The Witness at the Boundary Layer 2019Site-specific intervention at Buffalo Mountain, Banff, Canada.Declassified US documents on 1960s Venezuela.Caffenol developed and printed 35 mm photography film on photographic paper, fallen tree trunk and moss.

Ecologies of Poetic Forensics 

My practice develops new frameworks to investigate nonofficial history and political disappearance in Cold War-era Venezuela as a felt experience. This is explored through a process I call ‘ecologies of poetic forensics’ that stems from my Skinner Releasing dance background and from Indigenous knowledge. With attunement methods using kinaesthetic sensing and Indigenous knowledge, I propose that my process of poetic forensics contributes to the new field of ‘investigative aesthetics’ identified by Matthew Fuller and Eyal Weizman, researchers with Forensic Architecture.

Poetic forensics brings together poiesis from the Greek ‘to make’; ‘to bring something into being that did not exist before’; and forensis from the Latin as public discussion, ‘pertaining to the forum’. This process considers ‘more-than-human’ beings—understood here within Indigenous discourse—as witnesses to state violence. The inference is that the more-than-human has agency (Kichwa 2015, Kohn 2013) and thus participates in a ‘politics of witnessing’ (Derrida 2000). 

The processing and interpreting of primary sources, personal essays, archival materials and poetic testimony, create textual and moving-image counter-narratives to official history. I experiment with temporality, participatory art and long-duration, performative on-site interventions as decolonial strategies. Drawing from decolonizing methodologies (Tuhiwai-Smith 2021), I suggest that ‘improvisational forms of assembly’ (Butler 2015), enacted with human and more-than-human participants, can exert political agency with emancipatory potential to subvert life-negating power structures that enforce disappearance. 

Livia Daza-Paris is a Venezuelan-Canadian interdisciplinary artist and researcher. She has degrees in Community Economic Development, and in Digital Technologies and Design Art from Concordia University and holds an MFA from Transart Institute. She obtained her teaching certification in Skinner Releasing (Dance) Technique in 2001 under the supervision of Joan Skinner. Daza-Paris is completing her Doctoral practice-based research in Art and Media at the University of Plymouth, UK. 
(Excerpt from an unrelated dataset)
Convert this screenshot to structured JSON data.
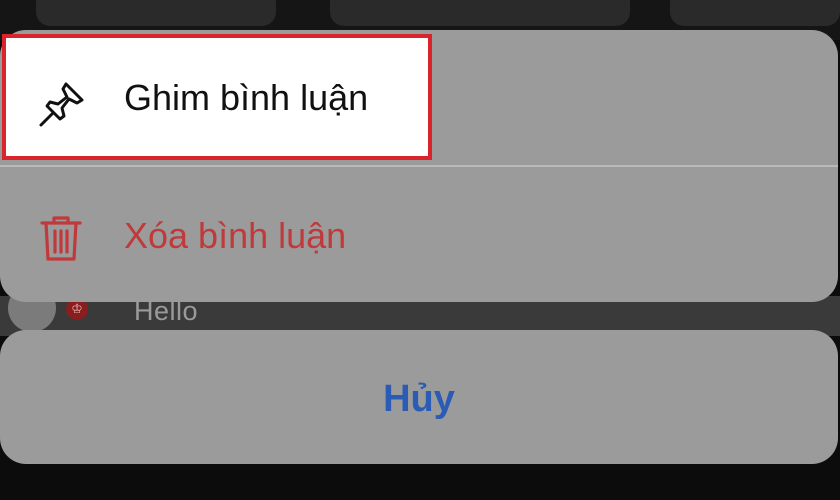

Her writings appear in journals such as Performance Research, VIS NORDIC, THEOREM and Project Anywhere. Daza-Paris’ work has been presented at renowned venues including Dance Theater Workshop and PS 122, NYC; DuMaurier Theatre, Toronto, Ruskin Art Gallery, Cambridge, UK; Tanzquartier Vienna, Austria; Alchemy Film Festival, Scotland; Museo de Arte Contemporáneo, Caracas; Optica Gallery, SBC Gallery, and invited by MAADI , at the Montreal Museum of Fine Arts.